═══ DATA SECTION
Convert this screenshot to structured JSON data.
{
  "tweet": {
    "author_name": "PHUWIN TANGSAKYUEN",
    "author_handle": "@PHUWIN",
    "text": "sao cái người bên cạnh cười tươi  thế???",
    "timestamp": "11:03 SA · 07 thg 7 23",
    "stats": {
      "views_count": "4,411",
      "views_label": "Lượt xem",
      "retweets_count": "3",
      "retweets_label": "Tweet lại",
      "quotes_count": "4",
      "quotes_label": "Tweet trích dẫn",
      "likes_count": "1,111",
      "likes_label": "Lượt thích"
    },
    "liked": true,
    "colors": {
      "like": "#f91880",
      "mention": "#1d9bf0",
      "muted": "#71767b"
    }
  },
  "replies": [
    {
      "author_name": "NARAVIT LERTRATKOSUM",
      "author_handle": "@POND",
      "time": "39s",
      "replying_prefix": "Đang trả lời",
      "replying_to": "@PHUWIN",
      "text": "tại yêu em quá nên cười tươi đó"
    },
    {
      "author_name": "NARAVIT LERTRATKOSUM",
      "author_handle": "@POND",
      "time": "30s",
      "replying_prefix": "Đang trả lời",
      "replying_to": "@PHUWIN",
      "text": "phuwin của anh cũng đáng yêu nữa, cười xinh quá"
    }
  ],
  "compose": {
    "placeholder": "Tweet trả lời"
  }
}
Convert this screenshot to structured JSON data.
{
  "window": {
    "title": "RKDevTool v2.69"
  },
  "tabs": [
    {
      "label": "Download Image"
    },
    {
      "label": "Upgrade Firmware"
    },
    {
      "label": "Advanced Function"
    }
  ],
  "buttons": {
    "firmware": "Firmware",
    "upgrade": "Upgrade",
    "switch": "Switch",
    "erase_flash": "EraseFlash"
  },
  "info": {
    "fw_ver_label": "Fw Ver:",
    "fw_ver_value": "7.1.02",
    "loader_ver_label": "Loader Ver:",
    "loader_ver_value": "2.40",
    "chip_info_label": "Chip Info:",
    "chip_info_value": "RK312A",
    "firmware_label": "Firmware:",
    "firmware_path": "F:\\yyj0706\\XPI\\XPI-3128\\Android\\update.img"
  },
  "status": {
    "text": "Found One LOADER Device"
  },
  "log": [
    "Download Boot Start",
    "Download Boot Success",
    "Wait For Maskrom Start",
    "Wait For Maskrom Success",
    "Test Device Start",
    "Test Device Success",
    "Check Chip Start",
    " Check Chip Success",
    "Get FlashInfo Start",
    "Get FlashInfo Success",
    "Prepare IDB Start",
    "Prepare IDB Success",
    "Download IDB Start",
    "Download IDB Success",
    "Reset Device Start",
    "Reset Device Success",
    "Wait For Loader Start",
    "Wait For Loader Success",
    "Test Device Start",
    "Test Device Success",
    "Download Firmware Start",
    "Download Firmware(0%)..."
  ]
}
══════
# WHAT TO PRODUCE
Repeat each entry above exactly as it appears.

# RESPONSE
Convert this screenshot to structured JSON data.
{
  "tweet": {
    "author_name": "PHUWIN TANGSAKYUEN",
    "author_handle": "@PHUWIN",
    "text": "sao cái người bên cạnh cười tươi  thế???",
    "timestamp": "11:03 SA · 07 thg 7 23",
    "stats": {
      "views_count": "4,411",
      "views_label": "Lượt xem",
      "retweets_count": "3",
      "retweets_label": "Tweet lại",
      "quotes_count": "4",
      "quotes_label": "Tweet trích dẫn",
      "likes_count": "1,111",
      "likes_label": "Lượt thích"
    },
    "liked": true,
    "colors": {
      "like": "#f91880",
      "mention": "#1d9bf0",
      "muted": "#71767b"
    }
  },
  "replies": [
    {
      "author_name": "NARAVIT LERTRATKOSUM",
      "author_handle": "@POND",
      "time": "39s",
      "replying_prefix": "Đang trả lời",
      "replying_to": "@PHUWIN",
      "text": "tại yêu em quá nên cười tươi đó"
    },
    {
      "author_name": "NARAVIT LERTRATKOSUM",
      "author_handle": "@POND",
      "time": "30s",
      "replying_prefix": "Đang trả lời",
      "replying_to": "@PHUWIN",
      "text": "phuwin của anh cũng đáng yêu nữa, cười xinh quá"
    }
  ],
  "compose": {
    "placeholder": "Tweet trả lời"
  }
}
Convert this screenshot to structured JSON data.
{
  "window": {
    "title": "RKDevTool v2.69"
  },
  "tabs": [
    {
      "label": "Download Image"
    },
    {
      "label": "Upgrade Firmware"
    },
    {
      "label": "Advanced Function"
    }
  ],
  "buttons": {
    "firmware": "Firmware",
    "upgrade": "Upgrade",
    "switch": "Switch",
    "erase_flash": "EraseFlash"
  },
  "info": {
    "fw_ver_label": "Fw Ver:",
    "fw_ver_value": "7.1.02",
    "loader_ver_label": "Loader Ver:",
    "loader_ver_value": "2.40",
    "chip_info_label": "Chip Info:",
    "chip_info_value": "RK312A",
    "firmware_label": "Firmware:",
    "firmware_path": "F:\\yyj0706\\XPI\\XPI-3128\\Android\\update.img"
  },
  "status": {
    "text": "Found One LOADER Device"
  },
  "log": [
    "Download Boot Start",
    "Download Boot Success",
    "Wait For Maskrom Start",
    "Wait For Maskrom Success",
    "Test Device Start",
    "Test Device Success",
    "Check Chip Start",
    " Check Chip Success",
    "Get FlashInfo Start",
    "Get FlashInfo Success",
    "Prepare IDB Start",
    "Prepare IDB Success",
    "Download IDB Start",
    "Download IDB Success",
    "Reset Device Start",
    "Reset Device Success",
    "Wait For Loader Start",
    "Wait For Loader Success",
    "Test Device Start",
    "Test Device Success",
    "Download Firmware Start",
    "Download Firmware(0%)..."
  ]
}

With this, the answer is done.